◆ **Exercise**:
Among the records that follow, count the lines where "value" appears, and state the count by itself.

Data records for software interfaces
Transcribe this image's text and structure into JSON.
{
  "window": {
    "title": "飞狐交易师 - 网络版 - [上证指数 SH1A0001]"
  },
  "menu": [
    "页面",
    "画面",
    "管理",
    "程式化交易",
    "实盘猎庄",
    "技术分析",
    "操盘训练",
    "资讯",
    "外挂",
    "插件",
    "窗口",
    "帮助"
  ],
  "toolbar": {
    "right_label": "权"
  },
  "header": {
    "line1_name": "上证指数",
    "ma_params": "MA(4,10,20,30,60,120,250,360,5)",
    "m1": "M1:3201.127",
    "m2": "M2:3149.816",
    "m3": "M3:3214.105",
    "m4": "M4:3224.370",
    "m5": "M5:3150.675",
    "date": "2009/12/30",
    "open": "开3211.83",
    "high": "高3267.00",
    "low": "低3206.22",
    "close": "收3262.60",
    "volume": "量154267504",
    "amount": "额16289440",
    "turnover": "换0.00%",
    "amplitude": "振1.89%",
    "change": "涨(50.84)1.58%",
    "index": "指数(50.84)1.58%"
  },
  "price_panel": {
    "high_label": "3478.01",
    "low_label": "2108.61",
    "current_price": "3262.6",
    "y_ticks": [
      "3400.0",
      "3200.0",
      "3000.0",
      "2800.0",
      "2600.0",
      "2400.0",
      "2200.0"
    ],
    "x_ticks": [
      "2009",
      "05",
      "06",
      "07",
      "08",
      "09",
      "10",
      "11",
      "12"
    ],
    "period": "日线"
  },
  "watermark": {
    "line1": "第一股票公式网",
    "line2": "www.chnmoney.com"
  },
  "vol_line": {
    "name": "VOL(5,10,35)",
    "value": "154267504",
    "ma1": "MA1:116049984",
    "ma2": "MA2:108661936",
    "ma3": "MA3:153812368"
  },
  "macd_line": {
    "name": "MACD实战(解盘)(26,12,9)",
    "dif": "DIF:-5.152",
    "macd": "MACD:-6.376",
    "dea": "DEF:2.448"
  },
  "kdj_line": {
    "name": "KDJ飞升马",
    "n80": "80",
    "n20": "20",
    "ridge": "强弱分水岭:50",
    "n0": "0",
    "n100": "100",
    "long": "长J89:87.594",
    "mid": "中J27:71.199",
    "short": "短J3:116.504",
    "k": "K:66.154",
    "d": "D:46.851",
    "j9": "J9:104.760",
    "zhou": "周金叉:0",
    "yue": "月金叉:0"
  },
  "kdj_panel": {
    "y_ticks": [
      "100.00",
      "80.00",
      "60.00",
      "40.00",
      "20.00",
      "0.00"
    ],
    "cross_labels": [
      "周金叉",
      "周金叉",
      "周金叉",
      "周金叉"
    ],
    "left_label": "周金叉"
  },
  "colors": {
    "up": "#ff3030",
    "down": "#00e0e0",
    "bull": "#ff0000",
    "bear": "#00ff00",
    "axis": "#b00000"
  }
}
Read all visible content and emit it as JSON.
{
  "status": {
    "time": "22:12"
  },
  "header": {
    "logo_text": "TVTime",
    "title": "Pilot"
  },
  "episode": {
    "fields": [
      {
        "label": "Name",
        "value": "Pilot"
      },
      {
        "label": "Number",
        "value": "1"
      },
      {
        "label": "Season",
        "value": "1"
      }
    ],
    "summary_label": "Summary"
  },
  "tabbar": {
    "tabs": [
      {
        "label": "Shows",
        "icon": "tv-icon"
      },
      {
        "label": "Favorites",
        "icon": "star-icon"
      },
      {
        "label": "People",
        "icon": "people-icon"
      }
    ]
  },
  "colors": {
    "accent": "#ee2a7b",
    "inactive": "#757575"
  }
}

◆ **Solution to the exercise**:
4